It is enlightening to watch Mary's progress in faith in this brief communication. She heard God propose the impossible. She was deeply disturbed, and asked herself what could it mean. Perhaps, this is as far as we get when something difficult is asked of us. We ask ourselves, we don't let God in on the conversation, and we come up with the answer: "It's impossible for me to be any different to what I am, or any better, or more actively involved than I am, so please forget about it, I decline." How often we get this response in chapters of elections!

Mary went a step further. She asked the angel: "How can this come about since I am a virgin?" The angel represents the presence of God, who is closer to us than our own breathing.

Mary stopped to pray. She asked God an obvious question, and she listened while God spoke to her. The answer was still the same: "It's impossible for you. But nothing is impossible to God."

God invited Mary: "Trust me, commit yourself to me, allow me to take over your life, and lead you wherever I would like you to go. The whole of your life from this moment will be impossible to you, but nothing is impossible to me."

Mary responded in full faith: "Let what you have said be done to me." We notice that she had to grow into her commitment. It didn't happen automatically, without an effort on her part.

The Annunciation highlights God's free activity among us, for his own purposes. He is creative and unpredictable. All merely human possibilities are ruled out: the woman is a virgin; no man is involved. Conception is impossible from the human point of view. But the virgin conceived, and the child was born. So God has special plans for this child. He can claim a virgin as his mother and only God as his Father.

There is a practical lesson in it for each of us. We place a high value on efficiency, sound planning, foresight, prudent safety measures, insurance, no-nonsense arrangements. All this is good, provided we leave room for God and his plans that often don't make sense to us. We can easily get so involved in our own plans, that we squeeze God out of our activity.

We can be so convinced that our way of doing things is the best that any variation from it is most annoying, frustrating, even infuriating. At this rate, God himself becomes our chief annoyance. He cannot be limited by our best. He will break out and do the unexpected.

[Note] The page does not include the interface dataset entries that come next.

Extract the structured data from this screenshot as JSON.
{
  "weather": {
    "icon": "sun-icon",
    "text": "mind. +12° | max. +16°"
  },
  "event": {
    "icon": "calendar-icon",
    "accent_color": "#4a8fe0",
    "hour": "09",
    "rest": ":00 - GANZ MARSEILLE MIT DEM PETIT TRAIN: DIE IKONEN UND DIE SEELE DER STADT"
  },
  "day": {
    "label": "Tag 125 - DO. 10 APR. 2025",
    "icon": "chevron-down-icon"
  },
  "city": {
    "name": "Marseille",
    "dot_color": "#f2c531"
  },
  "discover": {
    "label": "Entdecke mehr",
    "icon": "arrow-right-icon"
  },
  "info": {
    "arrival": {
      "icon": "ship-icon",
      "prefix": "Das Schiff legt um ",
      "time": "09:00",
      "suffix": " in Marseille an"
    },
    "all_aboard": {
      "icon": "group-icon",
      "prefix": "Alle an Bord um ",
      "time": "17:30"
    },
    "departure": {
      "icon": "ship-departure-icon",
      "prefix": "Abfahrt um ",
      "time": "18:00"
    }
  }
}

Unless God builds the house, in vain do we labour at building. "The house" may well be our SFO National Fraternity, or the Regional Fraternity, or the local Fraternity. In fact, the local Fraternity, "the primary cell of the one Secular Franciscan Order" (Gen.Const. 47), is the one that needs to be built up. Members are inclined to say, "We're too few and too old. What can you expect of us?" They remind us of Sarah who laughed at an impossible prospect of child-bearing, but the angel replied, "Is anything too wonderful for God?" (Gen 18:14). We need more Abrahams, "who drew strength from faith and gave glory to God, convinced that God had power to do what he had promised" (Rom 4:21).

Soon, we will be expected to do something practical about promoting the SFO. It will be pointed out that many simple things can be done, regardless of how few or how old we are. But we are not going to undertake promotion of vocations relying only on our personal efforts. The Lord may well remind us, "For men this is impossible; for God everything is possible" (Mt 19:26).

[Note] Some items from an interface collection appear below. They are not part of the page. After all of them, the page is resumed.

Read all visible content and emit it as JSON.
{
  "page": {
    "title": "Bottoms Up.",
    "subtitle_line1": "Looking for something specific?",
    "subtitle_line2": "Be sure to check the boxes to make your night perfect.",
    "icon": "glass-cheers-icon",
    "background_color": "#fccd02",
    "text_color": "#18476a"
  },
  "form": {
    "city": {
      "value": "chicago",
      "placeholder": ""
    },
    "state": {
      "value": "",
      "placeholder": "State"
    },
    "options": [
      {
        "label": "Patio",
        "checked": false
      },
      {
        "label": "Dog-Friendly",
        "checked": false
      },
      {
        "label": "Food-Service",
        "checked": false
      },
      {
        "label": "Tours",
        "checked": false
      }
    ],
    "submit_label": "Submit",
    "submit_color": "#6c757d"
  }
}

God's ways are different from ours. Mary, of all people, understood this with her heart, and she agreed to live with the consequences: "Let what you have said be done to me" (Lk 1:38).

St Francis refers to the Annunciation in his second version of the Letter to the Faithful. He writes: "The most high Father made known from heaven through His holy angel Gabriel this Word of the Father - so worthy, so holy and glorious - in the womb of the holy and glorious Virgin Mary, from whose womb He received the flesh of our humanity and frailty. Though he was rich, He wished, together with the most Blessed Virgin, His mother, to choose poverty in the world beyond all else" (FA:ED I, 4, p.46).

Francis's Salutation of the Blessed Virgin Mary (FA:ED I, p.163) echos the angel Gabriel's salutation of Mary at the Annunciation (Lk 1:29).

Hail, Mary,
full of grace.
The Lord is with thee.
Hail, O Lady, Holy Queen, Mary, holy Mother of God ...
in whom there was and is all fullness of grace and every good.
Hail His Palace, His Tabernacle, His Dwelling.